• **LISTED ENTRIES**:
....

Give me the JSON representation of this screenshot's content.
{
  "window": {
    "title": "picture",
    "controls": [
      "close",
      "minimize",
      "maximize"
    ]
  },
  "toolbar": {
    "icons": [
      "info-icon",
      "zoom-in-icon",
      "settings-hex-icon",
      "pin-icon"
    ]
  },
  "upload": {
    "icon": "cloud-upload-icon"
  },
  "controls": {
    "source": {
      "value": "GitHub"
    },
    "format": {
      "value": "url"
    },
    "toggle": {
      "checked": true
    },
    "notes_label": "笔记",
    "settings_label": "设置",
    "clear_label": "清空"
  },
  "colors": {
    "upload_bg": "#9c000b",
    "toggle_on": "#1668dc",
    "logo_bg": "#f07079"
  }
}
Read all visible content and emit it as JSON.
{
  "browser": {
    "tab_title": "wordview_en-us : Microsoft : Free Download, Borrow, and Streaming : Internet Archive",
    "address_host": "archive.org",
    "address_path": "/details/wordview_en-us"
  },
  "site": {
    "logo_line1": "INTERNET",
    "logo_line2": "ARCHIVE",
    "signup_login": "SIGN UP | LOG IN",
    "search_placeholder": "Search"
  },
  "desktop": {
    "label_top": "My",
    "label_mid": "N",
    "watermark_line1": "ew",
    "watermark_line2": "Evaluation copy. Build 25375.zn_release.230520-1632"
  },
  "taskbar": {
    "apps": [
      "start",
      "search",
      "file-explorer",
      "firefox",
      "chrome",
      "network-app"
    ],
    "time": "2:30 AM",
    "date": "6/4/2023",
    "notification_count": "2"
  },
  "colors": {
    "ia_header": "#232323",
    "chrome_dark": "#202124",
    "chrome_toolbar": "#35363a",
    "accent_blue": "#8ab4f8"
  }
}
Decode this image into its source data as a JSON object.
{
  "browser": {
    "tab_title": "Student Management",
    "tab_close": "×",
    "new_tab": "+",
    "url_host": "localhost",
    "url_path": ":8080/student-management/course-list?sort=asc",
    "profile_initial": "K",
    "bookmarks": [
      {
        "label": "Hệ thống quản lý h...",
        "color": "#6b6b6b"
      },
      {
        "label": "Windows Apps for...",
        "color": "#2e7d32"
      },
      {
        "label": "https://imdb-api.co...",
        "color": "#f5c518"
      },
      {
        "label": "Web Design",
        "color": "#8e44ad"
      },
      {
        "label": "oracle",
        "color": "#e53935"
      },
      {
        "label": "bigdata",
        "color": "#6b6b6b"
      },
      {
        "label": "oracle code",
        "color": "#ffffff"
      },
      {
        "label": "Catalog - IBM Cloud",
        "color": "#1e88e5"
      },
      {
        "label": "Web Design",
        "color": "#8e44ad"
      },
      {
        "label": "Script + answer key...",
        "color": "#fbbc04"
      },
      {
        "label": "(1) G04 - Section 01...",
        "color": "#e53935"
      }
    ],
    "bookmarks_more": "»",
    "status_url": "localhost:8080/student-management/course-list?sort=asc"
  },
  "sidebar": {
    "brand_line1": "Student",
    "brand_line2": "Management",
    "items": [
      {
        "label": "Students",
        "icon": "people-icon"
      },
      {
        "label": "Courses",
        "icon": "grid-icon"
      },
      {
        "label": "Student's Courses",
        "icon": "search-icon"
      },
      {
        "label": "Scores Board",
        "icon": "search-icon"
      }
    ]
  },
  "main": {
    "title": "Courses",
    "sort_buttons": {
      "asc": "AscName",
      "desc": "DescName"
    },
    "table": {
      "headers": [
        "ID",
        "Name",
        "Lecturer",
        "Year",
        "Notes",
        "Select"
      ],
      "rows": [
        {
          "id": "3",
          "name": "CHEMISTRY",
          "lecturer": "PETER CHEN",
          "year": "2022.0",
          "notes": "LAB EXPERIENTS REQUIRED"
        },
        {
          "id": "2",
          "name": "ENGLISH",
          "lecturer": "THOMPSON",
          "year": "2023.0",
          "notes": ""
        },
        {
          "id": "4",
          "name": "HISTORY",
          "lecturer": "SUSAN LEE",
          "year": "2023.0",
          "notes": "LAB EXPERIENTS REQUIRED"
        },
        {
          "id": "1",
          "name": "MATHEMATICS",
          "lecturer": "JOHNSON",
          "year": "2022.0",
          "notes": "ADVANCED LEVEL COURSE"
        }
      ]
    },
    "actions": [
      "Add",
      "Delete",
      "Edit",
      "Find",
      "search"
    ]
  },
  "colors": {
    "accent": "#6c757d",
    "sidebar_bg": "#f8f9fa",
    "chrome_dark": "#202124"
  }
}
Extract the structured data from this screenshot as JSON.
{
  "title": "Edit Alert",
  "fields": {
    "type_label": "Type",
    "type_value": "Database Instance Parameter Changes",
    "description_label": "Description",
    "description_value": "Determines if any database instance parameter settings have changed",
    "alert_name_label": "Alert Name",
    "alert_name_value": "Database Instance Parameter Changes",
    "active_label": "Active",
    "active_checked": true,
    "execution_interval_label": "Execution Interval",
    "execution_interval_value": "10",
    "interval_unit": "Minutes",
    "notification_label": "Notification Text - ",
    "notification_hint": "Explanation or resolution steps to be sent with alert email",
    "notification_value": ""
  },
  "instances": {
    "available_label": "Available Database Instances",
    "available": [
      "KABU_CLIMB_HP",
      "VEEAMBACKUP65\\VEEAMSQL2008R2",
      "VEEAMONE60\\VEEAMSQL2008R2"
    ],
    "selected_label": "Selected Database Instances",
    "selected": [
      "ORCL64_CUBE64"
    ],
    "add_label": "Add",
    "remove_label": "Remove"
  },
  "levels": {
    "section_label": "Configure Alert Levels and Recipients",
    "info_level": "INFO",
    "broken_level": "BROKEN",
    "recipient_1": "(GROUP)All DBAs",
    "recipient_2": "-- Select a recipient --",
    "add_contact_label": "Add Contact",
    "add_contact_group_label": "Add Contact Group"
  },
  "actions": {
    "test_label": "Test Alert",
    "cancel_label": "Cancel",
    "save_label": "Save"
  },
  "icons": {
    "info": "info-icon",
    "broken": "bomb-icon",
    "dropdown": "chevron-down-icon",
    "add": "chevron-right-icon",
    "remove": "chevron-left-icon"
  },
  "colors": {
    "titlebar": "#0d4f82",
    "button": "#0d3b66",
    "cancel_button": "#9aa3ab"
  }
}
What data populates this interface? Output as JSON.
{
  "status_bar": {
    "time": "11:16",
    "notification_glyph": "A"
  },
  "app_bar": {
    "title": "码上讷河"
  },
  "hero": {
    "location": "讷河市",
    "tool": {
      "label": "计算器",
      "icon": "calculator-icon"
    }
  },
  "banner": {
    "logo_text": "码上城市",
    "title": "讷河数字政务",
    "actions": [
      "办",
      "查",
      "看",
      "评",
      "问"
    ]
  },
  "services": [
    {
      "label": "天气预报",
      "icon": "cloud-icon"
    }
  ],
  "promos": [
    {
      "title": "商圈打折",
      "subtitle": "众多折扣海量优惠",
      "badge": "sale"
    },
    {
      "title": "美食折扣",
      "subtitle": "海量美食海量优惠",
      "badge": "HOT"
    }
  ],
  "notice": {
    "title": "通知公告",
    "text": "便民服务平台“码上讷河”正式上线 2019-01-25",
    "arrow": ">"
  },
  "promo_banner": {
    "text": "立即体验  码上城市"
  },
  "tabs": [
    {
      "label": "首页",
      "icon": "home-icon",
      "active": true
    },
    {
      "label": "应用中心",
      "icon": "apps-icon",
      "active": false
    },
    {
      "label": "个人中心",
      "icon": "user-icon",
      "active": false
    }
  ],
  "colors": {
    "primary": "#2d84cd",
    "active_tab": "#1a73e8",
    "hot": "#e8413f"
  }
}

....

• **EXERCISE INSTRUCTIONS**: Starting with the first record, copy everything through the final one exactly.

• **ANSWER BOX**:
Give me the JSON representation of this screenshot's content.
{
  "window": {
    "title": "picture",
    "controls": [
      "close",
      "minimize",
      "maximize"
    ]
  },
  "toolbar": {
    "icons": [
      "info-icon",
      "zoom-in-icon",
      "settings-hex-icon",
      "pin-icon"
    ]
  },
  "upload": {
    "icon": "cloud-upload-icon"
  },
  "controls": {
    "source": {
      "value": "GitHub"
    },
    "format": {
      "value": "url"
    },
    "toggle": {
      "checked": true
    },
    "notes_label": "笔记",
    "settings_label": "设置",
    "clear_label": "清空"
  },
  "colors": {
    "upload_bg": "#9c000b",
    "toggle_on": "#1668dc",
    "logo_bg": "#f07079"
  }
}
Read all visible content and emit it as JSON.
{
  "browser": {
    "tab_title": "wordview_en-us : Microsoft : Free Download, Borrow, and Streaming : Internet Archive",
    "address_host": "archive.org",
    "address_path": "/details/wordview_en-us"
  },
  "site": {
    "logo_line1": "INTERNET",
    "logo_line2": "ARCHIVE",
    "signup_login": "SIGN UP | LOG IN",
    "search_placeholder": "Search"
  },
  "desktop": {
    "label_top": "My",
    "label_mid": "N",
    "watermark_line1": "ew",
    "watermark_line2": "Evaluation copy. Build 25375.zn_release.230520-1632"
  },
  "taskbar": {
    "apps": [
      "start",
      "search",
      "file-explorer",
      "firefox",
      "chrome",
      "network-app"
    ],
    "time": "2:30 AM",
    "date": "6/4/2023",
    "notification_count": "2"
  },
  "colors": {
    "ia_header": "#232323",
    "chrome_dark": "#202124",
    "chrome_toolbar": "#35363a",
    "accent_blue": "#8ab4f8"
  }
}
Decode this image into its source data as a JSON object.
{
  "browser": {
    "tab_title": "Student Management",
    "tab_close": "×",
    "new_tab": "+",
    "url_host": "localhost",
    "url_path": ":8080/student-management/course-list?sort=asc",
    "profile_initial": "K",
    "bookmarks": [
      {
        "label": "Hệ thống quản lý h...",
        "color": "#6b6b6b"
      },
      {
        "label": "Windows Apps for...",
        "color": "#2e7d32"
      },
      {
        "label": "https://imdb-api.co...",
        "color": "#f5c518"
      },
      {
        "label": "Web Design",
        "color": "#8e44ad"
      },
      {
        "label": "oracle",
        "color": "#e53935"
      },
      {
        "label": "bigdata",
        "color": "#6b6b6b"
      },
      {
        "label": "oracle code",
        "color": "#ffffff"
      },
      {
        "label": "Catalog - IBM Cloud",
        "color": "#1e88e5"
      },
      {
        "label": "Web Design",
        "color": "#8e44ad"
      },
      {
        "label": "Script + answer key...",
        "color": "#fbbc04"
      },
      {
        "label": "(1) G04 - Section 01...",
        "color": "#e53935"
      }
    ],
    "bookmarks_more": "»",
    "status_url": "localhost:8080/student-management/course-list?sort=asc"
  },
  "sidebar": {
    "brand_line1": "Student",
    "brand_line2": "Management",
    "items": [
      {
        "label": "Students",
        "icon": "people-icon"
      },
      {
        "label": "Courses",
        "icon": "grid-icon"
      },
      {
        "label": "Student's Courses",
        "icon": "search-icon"
      },
      {
        "label": "Scores Board",
        "icon": "search-icon"
      }
    ]
  },
  "main": {
    "title": "Courses",
    "sort_buttons": {
      "asc": "AscName",
      "desc": "DescName"
    },
    "table": {
      "headers": [
        "ID",
        "Name",
        "Lecturer",
        "Year",
        "Notes",
        "Select"
      ],
      "rows": [
        {
          "id": "3",
          "name": "CHEMISTRY",
          "lecturer": "PETER CHEN",
          "year": "2022.0",
          "notes": "LAB EXPERIENTS REQUIRED"
        },
        {
          "id": "2",
          "name": "ENGLISH",
          "lecturer": "THOMPSON",
          "year": "2023.0",
          "notes": ""
        },
        {
          "id": "4",
          "name": "HISTORY",
          "lecturer": "SUSAN LEE",
          "year": "2023.0",
          "notes": "LAB EXPERIENTS REQUIRED"
        },
        {
          "id": "1",
          "name": "MATHEMATICS",
          "lecturer": "JOHNSON",
          "year": "2022.0",
          "notes": "ADVANCED LEVEL COURSE"
        }
      ]
    },
    "actions": [
      "Add",
      "Delete",
      "Edit",
      "Find",
      "search"
    ]
  },
  "colors": {
    "accent": "#6c757d",
    "sidebar_bg": "#f8f9fa",
    "chrome_dark": "#202124"
  }
}
Extract the structured data from this screenshot as JSON.
{
  "title": "Edit Alert",
  "fields": {
    "type_label": "Type",
    "type_value": "Database Instance Parameter Changes",
    "description_label": "Description",
    "description_value": "Determines if any database instance parameter settings have changed",
    "alert_name_label": "Alert Name",
    "alert_name_value": "Database Instance Parameter Changes",
    "active_label": "Active",
    "active_checked": true,
    "execution_interval_label": "Execution Interval",
    "execution_interval_value": "10",
    "interval_unit": "Minutes",
    "notification_label": "Notification Text - ",
    "notification_hint": "Explanation or resolution steps to be sent with alert email",
    "notification_value": ""
  },
  "instances": {
    "available_label": "Available Database Instances",
    "available": [
      "KABU_CLIMB_HP",
      "VEEAMBACKUP65\\VEEAMSQL2008R2",
      "VEEAMONE60\\VEEAMSQL2008R2"
    ],
    "selected_label": "Selected Database Instances",
    "selected": [
      "ORCL64_CUBE64"
    ],
    "add_label": "Add",
    "remove_label": "Remove"
  },
  "levels": {
    "section_label": "Configure Alert Levels and Recipients",
    "info_level": "INFO",
    "broken_level": "BROKEN",
    "recipient_1": "(GROUP)All DBAs",
    "recipient_2": "-- Select a recipient --",
    "add_contact_label": "Add Contact",
    "add_contact_group_label": "Add Contact Group"
  },
  "actions": {
    "test_label": "Test Alert",
    "cancel_label": "Cancel",
    "save_label": "Save"
  },
  "icons": {
    "info": "info-icon",
    "broken": "bomb-icon",
    "dropdown": "chevron-down-icon",
    "add": "chevron-right-icon",
    "remove": "chevron-left-icon"
  },
  "colors": {
    "titlebar": "#0d4f82",
    "button": "#0d3b66",
    "cancel_button": "#9aa3ab"
  }
}
What data populates this interface? Output as JSON.
{
  "status_bar": {
    "time": "11:16",
    "notification_glyph": "A"
  },
  "app_bar": {
    "title": "码上讷河"
  },
  "hero": {
    "location": "讷河市",
    "tool": {
      "label": "计算器",
      "icon": "calculator-icon"
    }
  },
  "banner": {
    "logo_text": "码上城市",
    "title": "讷河数字政务",
    "actions": [
      "办",
      "查",
      "看",
      "评",
      "问"
    ]
  },
  "services": [
    {
      "label": "天气预报",
      "icon": "cloud-icon"
    }
  ],
  "promos": [
    {
      "title": "商圈打折",
      "subtitle": "众多折扣海量优惠",
      "badge": "sale"
    },
    {
      "title": "美食折扣",
      "subtitle": "海量美食海量优惠",
      "badge": "HOT"
    }
  ],
  "notice": {
    "title": "通知公告",
    "text": "便民服务平台“码上讷河”正式上线 2019-01-25",
    "arrow": ">"
  },
  "promo_banner": {
    "text": "立即体验  码上城市"
  },
  "tabs": [
    {
      "label": "首页",
      "icon": "home-icon",
      "active": true
    },
    {
      "label": "应用中心",
      "icon": "apps-icon",
      "active": false
    },
    {
      "label": "个人中心",
      "icon": "user-icon",
      "active": false
    }
  ],
  "colors": {
    "primary": "#2d84cd",
    "active_tab": "#1a73e8",
    "hot": "#e8413f"
  }
}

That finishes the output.